Get your nutrition on point and find out what you should eat during a round of golf with our guide
What You Should Eat During A Round Of Golf
How often do you resist your hunger urges during a round of golf by telling yourself you’ll eat when you reach the clubhouse?
How often do you forego food at the halfway hut because you think eating something results in a guaranteed double-bogey the next hole?
How often do you struggle to drag your legs up the 18th fairway because you’re so low on energy?
Most golfers reading this will answer ‘regularly’ to at least one of the above questions, but nutrition in golf is extremely important, and something we should all take seriously.

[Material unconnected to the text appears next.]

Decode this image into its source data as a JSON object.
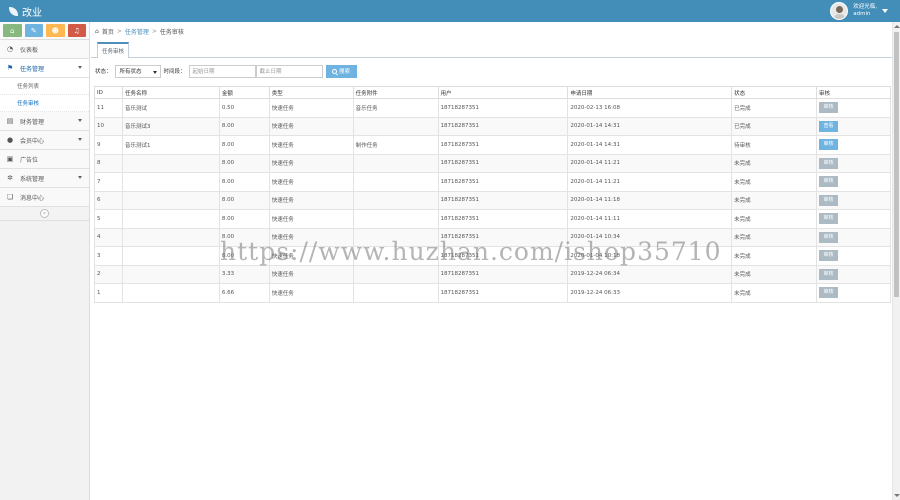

Some rounds of golf can burn as many as 2,000 calories. To give some perspective, that’s the recommended daily intake for women and 500 short of the daily recommended intake for men.
If you haven’t consumed enough calories, you become tired.

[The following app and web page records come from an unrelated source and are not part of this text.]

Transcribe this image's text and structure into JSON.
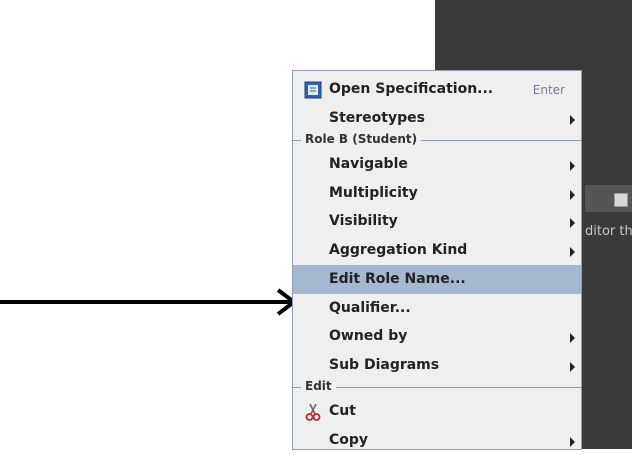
{
  "background_panel": {
    "side_text": "ditor that"
  },
  "menu": {
    "items_top": [
      {
        "label": "Open Specification...",
        "shortcut": "Enter",
        "icon": "specification-icon"
      },
      {
        "label": "Stereotypes",
        "submenu": true
      }
    ],
    "section_role": "Role B (Student)",
    "role_items": [
      {
        "label": "Navigable",
        "submenu": true
      },
      {
        "label": "Multiplicity",
        "submenu": true
      },
      {
        "label": "Visibility",
        "submenu": true
      },
      {
        "label": "Aggregation Kind",
        "submenu": true
      },
      {
        "label": "Edit Role Name...",
        "highlighted": true
      },
      {
        "label": "Qualifier..."
      },
      {
        "label": "Owned by",
        "submenu": true
      },
      {
        "label": "Sub Diagrams",
        "submenu": true
      }
    ],
    "section_edit": "Edit",
    "edit_items": [
      {
        "label": "Cut",
        "icon": "scissors-icon"
      },
      {
        "label": "Copy",
        "submenu": true
      }
    ]
  },
  "colors": {
    "highlight": "#a5b8d1",
    "menu_bg": "#efefef",
    "shortcut": "#6b7fa3"
  }
}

If you’re tired, you’re far more likely to make bad decisions and mental mistakes that could cost you the monthly medal or even the club championship.
The first thing to do is make sure you come prepared. If you don’t bring your own snacks, you’ll inevitably end up eating chocolate bars, which really won’t do you much good.
First of all, make sure you have a solid meal before you go out to play.
Another thing to note is that drinking water regularly is essential, as dehydration affects performance. Feeling thirsty is a sign of dehydration.
Related: How to play golf with a hangover
After three or four holes, a good idea is to eat a cereal bar. This will provide a small boost of carbohydrate and ensure you aren’t dipping into your reserves.
The more you dip into your reserves, the more your energy levels will suffer.
You don’t want to eat many carbs as the aim at this point is to stabilise levels, not increase them.
Some will favour fruit and nuts, which provide a good balance of slowly digesting fibre and fat.
Around the turn, you should be looking to eat something that provides a good balance of protein, carbohydrate and fat.
Something like a tuna or chicken sandwich on brown bread is ideal – chicken and tuna provide high-quality and therefore more digestible protein, and brown bread is a source of preferable carbs.
Related: 10 of golf’s best halfway huts
Bacon is more processed and eating white bread can result in a crash, so as tempting as it is, it’s probably best to avoid a bacon sandwich on white.
Over the final six holes, you should be looking for an energy boost – this will make sure you don’t feel sluggish and help you concentrate.
Bananas, dried fruit and nuts are all good options.
It’s an often-overlooked aspect of performance but it can make a huge difference. So, just as you spend time and money on lessons and new equipment, invest a little into your nutrition and fuel yourself for better golf.